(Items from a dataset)
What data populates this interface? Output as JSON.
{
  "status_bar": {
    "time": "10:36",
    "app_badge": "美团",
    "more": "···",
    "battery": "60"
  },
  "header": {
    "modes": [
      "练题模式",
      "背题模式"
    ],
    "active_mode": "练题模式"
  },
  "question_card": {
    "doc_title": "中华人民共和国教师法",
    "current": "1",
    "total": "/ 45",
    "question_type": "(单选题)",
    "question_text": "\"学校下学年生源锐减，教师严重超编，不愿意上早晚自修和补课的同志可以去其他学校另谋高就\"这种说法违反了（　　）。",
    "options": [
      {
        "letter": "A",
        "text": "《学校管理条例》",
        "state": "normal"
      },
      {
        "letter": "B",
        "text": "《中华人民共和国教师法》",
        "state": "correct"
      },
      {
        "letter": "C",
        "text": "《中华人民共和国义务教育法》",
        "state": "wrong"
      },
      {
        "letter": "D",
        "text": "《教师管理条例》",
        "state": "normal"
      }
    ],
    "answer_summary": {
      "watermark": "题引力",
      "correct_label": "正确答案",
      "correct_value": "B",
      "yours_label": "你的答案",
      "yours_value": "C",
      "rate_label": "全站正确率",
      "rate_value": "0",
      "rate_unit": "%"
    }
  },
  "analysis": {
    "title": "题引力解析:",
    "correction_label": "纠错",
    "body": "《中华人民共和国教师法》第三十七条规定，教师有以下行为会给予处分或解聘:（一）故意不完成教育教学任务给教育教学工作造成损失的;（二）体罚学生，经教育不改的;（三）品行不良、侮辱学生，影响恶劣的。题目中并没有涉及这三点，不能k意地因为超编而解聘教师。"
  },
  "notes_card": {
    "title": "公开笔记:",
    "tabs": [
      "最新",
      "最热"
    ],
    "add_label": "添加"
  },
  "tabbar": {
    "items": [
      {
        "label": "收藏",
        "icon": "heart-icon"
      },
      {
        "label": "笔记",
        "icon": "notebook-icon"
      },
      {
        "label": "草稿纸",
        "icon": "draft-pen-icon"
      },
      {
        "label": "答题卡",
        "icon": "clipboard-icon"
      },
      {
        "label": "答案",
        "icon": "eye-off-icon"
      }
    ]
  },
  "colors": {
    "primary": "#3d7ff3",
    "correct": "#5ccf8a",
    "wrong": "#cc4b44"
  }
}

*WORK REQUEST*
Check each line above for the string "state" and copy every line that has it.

*SOLUTION TO THE PROBLEM*
        "state": "normal"
        "state": "correct"
        "state": "wrong"
        "state": "normal"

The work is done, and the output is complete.